Teenage girls giggled and young boys smirked, while two middle-aged women observed my flushing face and grinned wryly.
'Heb je shance schat?' Asked one of them in the Dutch equivalent of: 'Got lucky 'ave yer luv?'
Meanwhile the girl was handing the box of condoms to the newly arrived Hans, a gangling youth, all of seventeen-years-old and whose jacket and tie indicated a position of authority.
Dithering after Hans in the direction of the vending machine, I felt the urgent need to convince him of my irreproachable character.
'I just wanted a bus card and pressed the four and the seven but the seven didn't take and so there was just the four, so then I pressed the six, because you can get bus cards with forty-six as well. But then something went wrong because the four disappeared and then there was the seven and six on the screen and apparently seventy-six is the code number for the er... the box of ...er... 'things', because they fell down into the drawer... And oh yes, I paid with a ten euro note which would have been enough for the bus card plus change - but the er... 'things' obviously cost more because I didn't get any change either.'

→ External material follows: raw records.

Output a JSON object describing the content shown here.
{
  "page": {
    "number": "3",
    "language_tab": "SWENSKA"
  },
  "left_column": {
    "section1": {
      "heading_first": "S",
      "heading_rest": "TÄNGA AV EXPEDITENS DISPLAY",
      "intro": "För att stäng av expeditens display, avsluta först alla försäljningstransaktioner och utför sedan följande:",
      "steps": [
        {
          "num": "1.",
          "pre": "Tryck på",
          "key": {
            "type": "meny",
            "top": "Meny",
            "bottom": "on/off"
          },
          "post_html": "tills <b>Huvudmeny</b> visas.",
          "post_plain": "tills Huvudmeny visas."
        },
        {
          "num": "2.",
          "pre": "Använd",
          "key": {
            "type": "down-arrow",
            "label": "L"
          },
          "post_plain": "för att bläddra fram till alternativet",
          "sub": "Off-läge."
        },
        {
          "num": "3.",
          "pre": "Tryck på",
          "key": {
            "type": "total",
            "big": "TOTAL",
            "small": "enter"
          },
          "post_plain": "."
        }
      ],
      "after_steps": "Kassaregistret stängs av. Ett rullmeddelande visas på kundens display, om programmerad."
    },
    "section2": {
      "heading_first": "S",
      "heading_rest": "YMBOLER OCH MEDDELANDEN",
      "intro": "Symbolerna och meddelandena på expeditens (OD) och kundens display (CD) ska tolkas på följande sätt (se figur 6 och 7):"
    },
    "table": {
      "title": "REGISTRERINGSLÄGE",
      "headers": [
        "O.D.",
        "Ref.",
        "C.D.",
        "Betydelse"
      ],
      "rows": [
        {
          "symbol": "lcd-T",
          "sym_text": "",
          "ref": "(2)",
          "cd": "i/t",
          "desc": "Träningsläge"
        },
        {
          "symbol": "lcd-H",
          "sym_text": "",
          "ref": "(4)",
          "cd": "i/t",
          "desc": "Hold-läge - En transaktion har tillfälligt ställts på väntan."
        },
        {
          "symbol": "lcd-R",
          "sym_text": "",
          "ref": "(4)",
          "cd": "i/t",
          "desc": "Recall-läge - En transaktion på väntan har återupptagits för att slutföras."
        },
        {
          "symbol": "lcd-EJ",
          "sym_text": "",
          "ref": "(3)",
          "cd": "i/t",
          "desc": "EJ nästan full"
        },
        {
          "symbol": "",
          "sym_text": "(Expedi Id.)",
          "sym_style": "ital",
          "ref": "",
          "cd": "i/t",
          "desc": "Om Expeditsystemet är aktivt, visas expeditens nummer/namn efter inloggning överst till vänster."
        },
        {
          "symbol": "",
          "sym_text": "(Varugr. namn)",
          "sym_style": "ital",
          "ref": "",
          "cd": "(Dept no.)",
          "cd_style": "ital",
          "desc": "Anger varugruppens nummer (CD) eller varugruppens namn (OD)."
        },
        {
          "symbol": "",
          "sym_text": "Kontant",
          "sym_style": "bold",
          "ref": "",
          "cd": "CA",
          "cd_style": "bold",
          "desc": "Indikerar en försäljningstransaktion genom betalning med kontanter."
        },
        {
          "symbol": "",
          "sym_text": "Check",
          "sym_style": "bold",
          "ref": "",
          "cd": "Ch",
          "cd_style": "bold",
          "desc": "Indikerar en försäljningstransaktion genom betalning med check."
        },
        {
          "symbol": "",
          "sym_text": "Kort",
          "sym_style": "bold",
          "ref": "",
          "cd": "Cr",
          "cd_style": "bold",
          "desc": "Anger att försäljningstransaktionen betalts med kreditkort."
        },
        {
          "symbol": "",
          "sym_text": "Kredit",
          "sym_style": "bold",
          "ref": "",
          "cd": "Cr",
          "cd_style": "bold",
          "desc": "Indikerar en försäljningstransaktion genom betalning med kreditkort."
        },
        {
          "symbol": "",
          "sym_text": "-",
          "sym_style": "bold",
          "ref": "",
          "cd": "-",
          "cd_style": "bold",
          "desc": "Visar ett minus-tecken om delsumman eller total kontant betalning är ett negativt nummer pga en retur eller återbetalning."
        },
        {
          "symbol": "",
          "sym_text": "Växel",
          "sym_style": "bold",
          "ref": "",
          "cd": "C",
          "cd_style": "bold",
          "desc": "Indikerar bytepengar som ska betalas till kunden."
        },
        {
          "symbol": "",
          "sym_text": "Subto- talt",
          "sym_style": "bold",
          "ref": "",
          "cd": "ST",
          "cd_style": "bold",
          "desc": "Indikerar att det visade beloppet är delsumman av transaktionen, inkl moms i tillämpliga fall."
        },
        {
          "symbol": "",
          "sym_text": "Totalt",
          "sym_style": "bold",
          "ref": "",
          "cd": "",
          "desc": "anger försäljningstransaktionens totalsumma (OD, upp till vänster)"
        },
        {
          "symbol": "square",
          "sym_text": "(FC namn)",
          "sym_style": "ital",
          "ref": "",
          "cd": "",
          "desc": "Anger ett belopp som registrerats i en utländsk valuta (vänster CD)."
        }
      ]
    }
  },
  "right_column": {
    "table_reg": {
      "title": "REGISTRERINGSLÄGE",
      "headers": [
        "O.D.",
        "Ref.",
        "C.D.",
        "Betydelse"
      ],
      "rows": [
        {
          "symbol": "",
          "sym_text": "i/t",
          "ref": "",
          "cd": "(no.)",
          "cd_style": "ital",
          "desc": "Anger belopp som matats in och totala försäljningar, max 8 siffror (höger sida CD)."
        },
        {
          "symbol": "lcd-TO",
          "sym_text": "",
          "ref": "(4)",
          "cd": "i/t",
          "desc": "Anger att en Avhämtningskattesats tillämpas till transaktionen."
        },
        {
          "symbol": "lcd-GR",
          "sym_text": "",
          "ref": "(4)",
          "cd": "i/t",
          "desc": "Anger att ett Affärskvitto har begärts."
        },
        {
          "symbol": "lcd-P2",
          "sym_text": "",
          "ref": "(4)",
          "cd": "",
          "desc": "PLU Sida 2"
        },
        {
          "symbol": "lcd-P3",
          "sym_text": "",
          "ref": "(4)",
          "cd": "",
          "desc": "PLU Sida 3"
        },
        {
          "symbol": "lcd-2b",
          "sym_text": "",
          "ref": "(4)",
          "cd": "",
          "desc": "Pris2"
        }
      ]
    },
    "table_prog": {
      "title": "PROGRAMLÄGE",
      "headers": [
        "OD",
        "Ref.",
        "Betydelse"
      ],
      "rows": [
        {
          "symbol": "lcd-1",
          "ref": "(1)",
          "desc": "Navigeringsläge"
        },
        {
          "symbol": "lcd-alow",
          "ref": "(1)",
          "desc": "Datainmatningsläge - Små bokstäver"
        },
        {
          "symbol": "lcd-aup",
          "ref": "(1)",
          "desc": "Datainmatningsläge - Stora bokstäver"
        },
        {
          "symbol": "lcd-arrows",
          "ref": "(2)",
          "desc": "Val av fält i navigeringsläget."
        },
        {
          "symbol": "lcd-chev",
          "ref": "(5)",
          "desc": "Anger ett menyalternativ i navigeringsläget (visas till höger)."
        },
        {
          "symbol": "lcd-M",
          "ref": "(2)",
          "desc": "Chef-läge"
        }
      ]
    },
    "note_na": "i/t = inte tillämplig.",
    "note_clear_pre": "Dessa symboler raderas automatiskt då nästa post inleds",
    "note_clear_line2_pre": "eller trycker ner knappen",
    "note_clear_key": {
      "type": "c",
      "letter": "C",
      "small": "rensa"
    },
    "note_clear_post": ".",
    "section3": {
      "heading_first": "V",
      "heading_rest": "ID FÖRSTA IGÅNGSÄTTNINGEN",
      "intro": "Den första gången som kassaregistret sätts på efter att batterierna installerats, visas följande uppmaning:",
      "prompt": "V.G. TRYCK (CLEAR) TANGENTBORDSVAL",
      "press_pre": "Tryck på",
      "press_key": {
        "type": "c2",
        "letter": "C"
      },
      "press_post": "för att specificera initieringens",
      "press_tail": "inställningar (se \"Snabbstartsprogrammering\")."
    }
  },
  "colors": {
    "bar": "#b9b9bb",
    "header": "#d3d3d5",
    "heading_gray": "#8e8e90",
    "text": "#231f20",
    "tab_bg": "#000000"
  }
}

To give him credit, Hans did stay calm. He just ignored me. By now even more customers were noticing my plight and from their disdainful glances, I was sure that they were not convinced of my piety either. Not only was I a promiscuous old woman but judging from my stuttering word-waterfall, a promiscuous old English woman to boot! Ha!
Hans emerged at last from the depths of the vending machine with my bus card and change and looked briefly into my miserable eyes. A quick amused smile - perhaps I reminded him of his Gran - and he was gone.
Then suddenly out of the blue, a chorus of commiseration! It was all in Dutch but for once the guttural sounds were music to my red tipped ears.
'Always happens to me too,' grumbled an old man beside me.
'Yer either lose yer change or almost get yer fingers sliced off by that drawer flap thingy.'
'That's right!' A woman this time.
'Yeah, ought to be a law against them things.' Another man.
'It's always the same,' The first man again. 'Tried to get postage stamps out of that infernal contraption last week and ended up with bloody Fisherman's Friend!'
Then just as suddenly as they had appeared, these good people were gone, perhaps never to cross my path again - but leaving me feeling much better! I even felt ready to tackle the dreaded doors.
Oh those murderous, sliding doors... An electronic arrangement imbued with an errant computer system that causes the doors to snap shut on you while you are still only halfway through. Once they have extricated themselves, people often find that their bag, trolley or precious small child is still on the other side(!) Much energetic leaping up and down is then required to get the doors to open again but luckily for me, someone was already leaping. The air was blue with frustrated cries of: Joh! Hup hup! Rot deuren! (Rotten doors) and Potverdommer! (Uninterpretable). People outside were leaping too but nothing was happening and I wondered if the unsynchronized jumps were canceling each other out?
Hup! Hup! Men, women kids and a barking dog tied up near the door leaped for Holland.
'Hup Holland hup!'
Enter Hans with another key and after a bit of fiddling somewhere near the top of the doors, they slid stiffly apart, allowing the hoards to bang into each other in their efforts to get in and out without being sliced in two.
Unbelievably, I made it safely to the street and turned for home. A watery sun was smiling down and the thought of a pot of tea and a packet of chocy biccys brought renewed vigour to my step!
It was touch and go for a while there - and all very undignified - but tomorrow is another day and I am determined that it will take more than a bunch of vending machines and door gremlins to bring me down!